A shared passion for protecting Victoria’s biodiversity has brought us together, but our success owes a lot to the commitment of our people, the ongoing support of our partners, and the generosity of private landholders.
I have worked with Trust for Nature since 2005, having the fortune of working as Regional Manager in Port Phillip, GIS Manager, Acting Regional Operations Manager, and my current role as Regional Manager in Corangamite. There is such a great diversity of environments within the Corangamite region, including the extensive coastline spanning from Point Wilson to Peterborough, the tall Mountain Ash forests of the Otway Ranges, the vast and open basalt plains grasslands, the dry foothill eucalypt forests, the large and numerous lake systems, and various woodland communities. All this whilst hosting the second and third largest cities in Victoria, being Geelong and Ballarat, and accounting for only 6% of Victoria’s total land area. I love the fact that I could be working one day on the open grasslands collecting seed of an endangered plant, and the next day walking through cool temperate rainforest with a landholder discussing the design of a covenant.
I have received a Bachelor of Forest Science / Science (Botany major) from the University of Melbourne, and have previously worked as an ecological consultant specialising in botanical assessments and ecological burn strategies.
0437 952 421
5/379 Collins Street
Melbourne VIC 3000
The work that I (and many others) do today, is a result of both history and people’s attitude towards the environment. Historically, we have worked hard over the past 200 years to clear away our natural environment to make way for agriculture, housing, industry, and roads. We have done this with little thought about how much we should be protecting so that all plants and animals can survive. As a result, we have many rare and threatened species that need intensive help so they are not lost forever. We spend lots of energy and money on trying to restore lost environments, including through planting back trees and eradicating weeds. We can’t undo the past, but we can have a plan to fix the problems we have created. It is my hope that more and more people will come to appreciate the importance of having a healthy environment, and will work together to protect our special natural places. It is my hope that humans can become worthy and proud guardians or all the living creatures, from the smallest ants living in the native grasslands, to the biggest of ancient and majestic Mountain Ash trees. At Trust for Nature, it gives me great satisfaction to meet with private landholders who share a passion for conservation.
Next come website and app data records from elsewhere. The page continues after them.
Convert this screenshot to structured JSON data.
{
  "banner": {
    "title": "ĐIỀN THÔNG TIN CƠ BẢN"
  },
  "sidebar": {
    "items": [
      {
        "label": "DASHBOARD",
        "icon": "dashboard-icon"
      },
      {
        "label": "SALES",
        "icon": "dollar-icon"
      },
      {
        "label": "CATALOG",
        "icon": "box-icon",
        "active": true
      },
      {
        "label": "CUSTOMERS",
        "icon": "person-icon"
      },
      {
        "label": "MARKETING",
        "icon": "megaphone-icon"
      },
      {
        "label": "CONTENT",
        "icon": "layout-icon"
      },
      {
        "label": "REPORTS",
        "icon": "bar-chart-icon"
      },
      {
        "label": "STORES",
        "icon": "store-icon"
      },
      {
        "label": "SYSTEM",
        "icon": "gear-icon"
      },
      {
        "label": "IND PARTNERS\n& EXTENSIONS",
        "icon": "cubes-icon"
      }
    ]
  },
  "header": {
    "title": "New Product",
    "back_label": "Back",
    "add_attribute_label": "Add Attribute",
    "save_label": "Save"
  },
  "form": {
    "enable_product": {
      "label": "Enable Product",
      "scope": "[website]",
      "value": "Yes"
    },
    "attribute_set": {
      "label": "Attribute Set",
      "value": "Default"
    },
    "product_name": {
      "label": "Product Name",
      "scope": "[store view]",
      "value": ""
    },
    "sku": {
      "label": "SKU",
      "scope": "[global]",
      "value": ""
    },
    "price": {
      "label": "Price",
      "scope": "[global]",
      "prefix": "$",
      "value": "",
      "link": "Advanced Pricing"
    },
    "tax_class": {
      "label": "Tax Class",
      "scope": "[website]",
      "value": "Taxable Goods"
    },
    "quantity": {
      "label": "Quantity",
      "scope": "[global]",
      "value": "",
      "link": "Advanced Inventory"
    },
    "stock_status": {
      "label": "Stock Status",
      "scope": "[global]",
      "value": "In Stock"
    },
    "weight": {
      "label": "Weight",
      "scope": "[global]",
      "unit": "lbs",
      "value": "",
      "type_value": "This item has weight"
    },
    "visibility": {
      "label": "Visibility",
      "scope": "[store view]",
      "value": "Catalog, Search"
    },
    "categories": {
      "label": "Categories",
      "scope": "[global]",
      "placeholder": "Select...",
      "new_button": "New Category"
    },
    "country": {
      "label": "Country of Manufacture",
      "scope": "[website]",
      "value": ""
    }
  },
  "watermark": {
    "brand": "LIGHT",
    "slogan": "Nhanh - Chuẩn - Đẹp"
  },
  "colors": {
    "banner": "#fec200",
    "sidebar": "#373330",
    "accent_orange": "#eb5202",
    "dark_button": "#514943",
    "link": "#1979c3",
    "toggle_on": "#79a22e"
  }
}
I find that the natural environment has so much to offer that it is now difficult for me to imagine working in another field where some major element of environmental work is not involved. It is through a deeper understanding of ecology and ecosystem function that I have recognized the need for active conservation of the environment. As a society, I think we struggle finding the right balance between utilisation and conservation of our natural resources, with too many past and present examples of exploitation.